Source material:

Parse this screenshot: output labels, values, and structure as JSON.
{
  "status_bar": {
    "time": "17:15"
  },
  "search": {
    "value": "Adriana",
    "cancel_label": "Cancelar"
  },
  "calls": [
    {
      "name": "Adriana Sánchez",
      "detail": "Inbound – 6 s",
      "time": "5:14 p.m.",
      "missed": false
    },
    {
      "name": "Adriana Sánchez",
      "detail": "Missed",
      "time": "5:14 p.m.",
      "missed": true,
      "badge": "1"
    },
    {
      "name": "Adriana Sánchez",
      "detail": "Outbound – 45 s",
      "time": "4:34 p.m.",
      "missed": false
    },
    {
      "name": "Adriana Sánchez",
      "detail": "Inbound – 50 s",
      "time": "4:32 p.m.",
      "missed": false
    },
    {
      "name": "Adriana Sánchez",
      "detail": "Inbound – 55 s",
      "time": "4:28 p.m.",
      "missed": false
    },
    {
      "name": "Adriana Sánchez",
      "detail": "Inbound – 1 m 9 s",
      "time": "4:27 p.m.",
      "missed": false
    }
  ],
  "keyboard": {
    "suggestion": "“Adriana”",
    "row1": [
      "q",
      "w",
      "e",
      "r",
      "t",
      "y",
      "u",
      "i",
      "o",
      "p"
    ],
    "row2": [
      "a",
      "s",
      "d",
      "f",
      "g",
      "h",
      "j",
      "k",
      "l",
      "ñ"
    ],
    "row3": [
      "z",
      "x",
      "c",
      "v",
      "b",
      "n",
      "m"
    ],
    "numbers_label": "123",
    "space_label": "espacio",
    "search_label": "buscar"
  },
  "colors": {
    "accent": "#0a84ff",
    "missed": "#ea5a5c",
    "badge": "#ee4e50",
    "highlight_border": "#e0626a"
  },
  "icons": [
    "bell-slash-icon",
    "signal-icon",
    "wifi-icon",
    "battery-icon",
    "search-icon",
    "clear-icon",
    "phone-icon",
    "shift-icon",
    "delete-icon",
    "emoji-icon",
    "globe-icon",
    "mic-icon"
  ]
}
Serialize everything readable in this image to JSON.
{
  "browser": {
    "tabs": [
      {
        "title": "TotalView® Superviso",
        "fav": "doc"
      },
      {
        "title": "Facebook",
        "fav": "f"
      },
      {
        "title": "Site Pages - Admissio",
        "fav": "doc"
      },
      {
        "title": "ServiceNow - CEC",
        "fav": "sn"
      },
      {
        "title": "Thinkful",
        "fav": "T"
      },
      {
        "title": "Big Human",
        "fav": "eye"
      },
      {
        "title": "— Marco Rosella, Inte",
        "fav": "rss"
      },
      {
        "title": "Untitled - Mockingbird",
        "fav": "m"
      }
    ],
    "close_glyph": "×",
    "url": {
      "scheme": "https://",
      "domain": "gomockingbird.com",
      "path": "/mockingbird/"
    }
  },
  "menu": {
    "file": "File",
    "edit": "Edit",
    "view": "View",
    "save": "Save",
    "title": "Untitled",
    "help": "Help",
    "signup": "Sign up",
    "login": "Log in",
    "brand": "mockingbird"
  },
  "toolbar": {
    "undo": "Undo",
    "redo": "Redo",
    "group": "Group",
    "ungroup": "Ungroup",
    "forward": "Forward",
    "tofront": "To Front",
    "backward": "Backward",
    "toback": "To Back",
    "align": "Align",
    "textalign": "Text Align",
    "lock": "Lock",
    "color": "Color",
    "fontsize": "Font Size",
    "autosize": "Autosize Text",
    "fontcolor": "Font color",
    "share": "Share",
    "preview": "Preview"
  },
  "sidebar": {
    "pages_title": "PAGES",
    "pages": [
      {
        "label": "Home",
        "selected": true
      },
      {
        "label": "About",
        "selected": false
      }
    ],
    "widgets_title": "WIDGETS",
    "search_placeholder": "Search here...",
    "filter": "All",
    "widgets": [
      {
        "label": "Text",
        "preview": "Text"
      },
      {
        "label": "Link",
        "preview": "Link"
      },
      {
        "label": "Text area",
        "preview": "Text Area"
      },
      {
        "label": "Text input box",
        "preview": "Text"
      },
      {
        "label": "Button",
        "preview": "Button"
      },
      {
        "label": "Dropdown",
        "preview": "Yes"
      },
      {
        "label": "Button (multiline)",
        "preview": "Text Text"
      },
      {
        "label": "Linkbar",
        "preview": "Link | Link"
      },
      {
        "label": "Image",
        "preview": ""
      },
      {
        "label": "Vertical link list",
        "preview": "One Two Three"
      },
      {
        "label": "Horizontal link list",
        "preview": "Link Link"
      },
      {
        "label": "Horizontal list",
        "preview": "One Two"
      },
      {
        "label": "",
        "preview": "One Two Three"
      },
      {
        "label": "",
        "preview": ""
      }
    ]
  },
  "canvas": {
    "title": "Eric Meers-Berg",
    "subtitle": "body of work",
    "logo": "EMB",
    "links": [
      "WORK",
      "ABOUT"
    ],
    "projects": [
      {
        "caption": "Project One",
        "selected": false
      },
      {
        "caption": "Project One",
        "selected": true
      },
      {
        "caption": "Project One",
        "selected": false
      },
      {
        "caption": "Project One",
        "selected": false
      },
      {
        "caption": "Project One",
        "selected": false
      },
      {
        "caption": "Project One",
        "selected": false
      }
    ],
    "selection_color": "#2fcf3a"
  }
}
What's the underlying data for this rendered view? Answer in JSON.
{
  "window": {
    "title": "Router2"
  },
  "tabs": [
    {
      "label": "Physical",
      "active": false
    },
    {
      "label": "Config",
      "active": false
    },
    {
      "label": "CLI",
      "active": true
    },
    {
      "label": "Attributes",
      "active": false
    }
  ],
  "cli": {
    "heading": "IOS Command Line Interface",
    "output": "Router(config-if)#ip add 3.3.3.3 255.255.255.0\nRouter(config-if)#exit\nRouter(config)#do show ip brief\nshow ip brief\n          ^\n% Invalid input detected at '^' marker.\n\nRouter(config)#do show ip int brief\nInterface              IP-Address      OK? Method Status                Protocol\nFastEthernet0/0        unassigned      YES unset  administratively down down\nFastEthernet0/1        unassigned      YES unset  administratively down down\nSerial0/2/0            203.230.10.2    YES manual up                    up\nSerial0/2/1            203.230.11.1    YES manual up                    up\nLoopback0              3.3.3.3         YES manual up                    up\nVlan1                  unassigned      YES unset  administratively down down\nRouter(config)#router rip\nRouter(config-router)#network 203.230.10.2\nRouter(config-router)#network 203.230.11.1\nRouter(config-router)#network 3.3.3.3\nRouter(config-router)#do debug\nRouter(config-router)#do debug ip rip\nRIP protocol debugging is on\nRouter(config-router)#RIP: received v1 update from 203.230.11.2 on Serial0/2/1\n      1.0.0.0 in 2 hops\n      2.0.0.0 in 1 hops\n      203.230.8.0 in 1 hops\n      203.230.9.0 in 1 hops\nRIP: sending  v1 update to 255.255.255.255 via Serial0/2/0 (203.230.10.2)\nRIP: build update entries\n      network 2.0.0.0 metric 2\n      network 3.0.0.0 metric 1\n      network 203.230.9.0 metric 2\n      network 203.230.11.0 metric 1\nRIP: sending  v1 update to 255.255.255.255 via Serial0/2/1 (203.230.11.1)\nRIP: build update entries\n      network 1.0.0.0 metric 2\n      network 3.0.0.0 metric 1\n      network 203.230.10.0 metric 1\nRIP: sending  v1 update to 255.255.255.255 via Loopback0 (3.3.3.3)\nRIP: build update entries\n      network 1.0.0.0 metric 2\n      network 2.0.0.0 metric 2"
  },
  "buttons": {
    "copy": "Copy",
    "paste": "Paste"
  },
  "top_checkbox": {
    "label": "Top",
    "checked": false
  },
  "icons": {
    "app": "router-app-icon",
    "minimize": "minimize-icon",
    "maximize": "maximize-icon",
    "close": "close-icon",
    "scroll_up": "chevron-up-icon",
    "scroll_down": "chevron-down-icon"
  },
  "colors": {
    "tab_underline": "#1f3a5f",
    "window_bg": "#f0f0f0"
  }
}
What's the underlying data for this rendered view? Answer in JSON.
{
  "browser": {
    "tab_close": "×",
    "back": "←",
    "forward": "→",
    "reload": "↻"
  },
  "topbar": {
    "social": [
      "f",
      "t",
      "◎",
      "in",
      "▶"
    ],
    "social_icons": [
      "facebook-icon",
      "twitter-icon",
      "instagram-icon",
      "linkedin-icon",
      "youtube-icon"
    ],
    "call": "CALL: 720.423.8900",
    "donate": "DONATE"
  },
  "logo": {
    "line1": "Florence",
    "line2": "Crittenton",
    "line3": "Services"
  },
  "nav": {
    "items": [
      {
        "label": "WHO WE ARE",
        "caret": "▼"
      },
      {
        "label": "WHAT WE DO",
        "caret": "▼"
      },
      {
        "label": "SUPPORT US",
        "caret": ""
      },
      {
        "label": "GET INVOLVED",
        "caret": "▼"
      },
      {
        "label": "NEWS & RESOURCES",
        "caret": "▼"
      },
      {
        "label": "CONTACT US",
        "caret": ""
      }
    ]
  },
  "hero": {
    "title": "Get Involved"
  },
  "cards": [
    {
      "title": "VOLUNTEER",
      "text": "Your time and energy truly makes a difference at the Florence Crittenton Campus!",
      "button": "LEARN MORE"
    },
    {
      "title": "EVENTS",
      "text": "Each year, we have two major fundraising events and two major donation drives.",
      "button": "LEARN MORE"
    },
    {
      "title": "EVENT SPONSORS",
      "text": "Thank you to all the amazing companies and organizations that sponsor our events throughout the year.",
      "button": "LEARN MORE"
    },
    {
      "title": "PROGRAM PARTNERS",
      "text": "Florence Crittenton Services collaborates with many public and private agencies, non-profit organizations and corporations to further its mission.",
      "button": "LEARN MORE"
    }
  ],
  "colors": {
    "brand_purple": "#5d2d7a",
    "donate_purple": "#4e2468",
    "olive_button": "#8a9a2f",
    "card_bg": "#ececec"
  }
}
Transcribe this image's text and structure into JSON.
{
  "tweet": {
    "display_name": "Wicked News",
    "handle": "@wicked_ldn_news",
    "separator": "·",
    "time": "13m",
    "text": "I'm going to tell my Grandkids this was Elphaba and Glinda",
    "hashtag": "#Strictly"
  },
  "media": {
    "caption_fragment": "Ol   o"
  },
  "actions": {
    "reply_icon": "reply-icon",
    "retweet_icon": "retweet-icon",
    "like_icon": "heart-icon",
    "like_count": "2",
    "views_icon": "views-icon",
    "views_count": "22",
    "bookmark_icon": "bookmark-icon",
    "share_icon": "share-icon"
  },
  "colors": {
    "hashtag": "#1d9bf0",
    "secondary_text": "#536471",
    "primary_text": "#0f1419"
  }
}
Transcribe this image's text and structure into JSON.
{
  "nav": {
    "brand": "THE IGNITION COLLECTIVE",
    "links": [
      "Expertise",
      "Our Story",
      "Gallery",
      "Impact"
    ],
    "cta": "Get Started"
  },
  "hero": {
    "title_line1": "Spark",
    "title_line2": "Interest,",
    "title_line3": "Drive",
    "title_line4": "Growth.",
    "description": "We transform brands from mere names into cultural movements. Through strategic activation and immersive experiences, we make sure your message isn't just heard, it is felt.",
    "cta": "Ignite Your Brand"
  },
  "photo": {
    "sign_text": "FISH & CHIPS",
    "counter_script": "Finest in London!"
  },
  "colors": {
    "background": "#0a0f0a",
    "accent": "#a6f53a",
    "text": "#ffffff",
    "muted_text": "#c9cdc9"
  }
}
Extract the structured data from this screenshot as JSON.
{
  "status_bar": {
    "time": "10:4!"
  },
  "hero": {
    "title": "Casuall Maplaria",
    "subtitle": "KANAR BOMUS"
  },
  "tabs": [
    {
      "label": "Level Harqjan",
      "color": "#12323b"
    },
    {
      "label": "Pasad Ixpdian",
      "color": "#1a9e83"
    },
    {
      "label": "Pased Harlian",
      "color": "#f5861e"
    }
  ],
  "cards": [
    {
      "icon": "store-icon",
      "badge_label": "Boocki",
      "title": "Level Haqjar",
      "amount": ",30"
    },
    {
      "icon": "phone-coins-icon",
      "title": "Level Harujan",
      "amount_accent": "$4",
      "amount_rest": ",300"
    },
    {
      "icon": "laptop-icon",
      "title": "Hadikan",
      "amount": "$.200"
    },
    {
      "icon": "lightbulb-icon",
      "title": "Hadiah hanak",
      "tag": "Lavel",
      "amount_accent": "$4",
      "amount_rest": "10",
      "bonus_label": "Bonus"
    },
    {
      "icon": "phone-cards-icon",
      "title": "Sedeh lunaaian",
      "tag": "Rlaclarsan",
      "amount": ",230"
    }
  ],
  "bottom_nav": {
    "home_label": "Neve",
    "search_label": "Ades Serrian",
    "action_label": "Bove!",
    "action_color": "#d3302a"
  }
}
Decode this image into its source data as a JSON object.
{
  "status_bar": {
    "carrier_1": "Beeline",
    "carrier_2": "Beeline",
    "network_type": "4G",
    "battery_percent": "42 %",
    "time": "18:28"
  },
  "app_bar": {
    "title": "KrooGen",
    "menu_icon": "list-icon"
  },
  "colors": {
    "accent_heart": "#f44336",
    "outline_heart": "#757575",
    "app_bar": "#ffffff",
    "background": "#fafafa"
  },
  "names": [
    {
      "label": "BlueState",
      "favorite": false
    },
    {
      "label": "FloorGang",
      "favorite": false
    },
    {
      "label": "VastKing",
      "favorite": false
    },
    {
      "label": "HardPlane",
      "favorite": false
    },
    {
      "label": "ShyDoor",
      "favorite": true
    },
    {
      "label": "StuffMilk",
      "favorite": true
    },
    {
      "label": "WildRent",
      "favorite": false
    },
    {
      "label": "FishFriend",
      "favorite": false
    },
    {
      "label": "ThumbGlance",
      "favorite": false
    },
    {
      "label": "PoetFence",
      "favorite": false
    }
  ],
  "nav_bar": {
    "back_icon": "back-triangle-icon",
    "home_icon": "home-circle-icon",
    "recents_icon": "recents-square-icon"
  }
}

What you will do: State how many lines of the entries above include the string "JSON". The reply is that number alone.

Response to the task: 8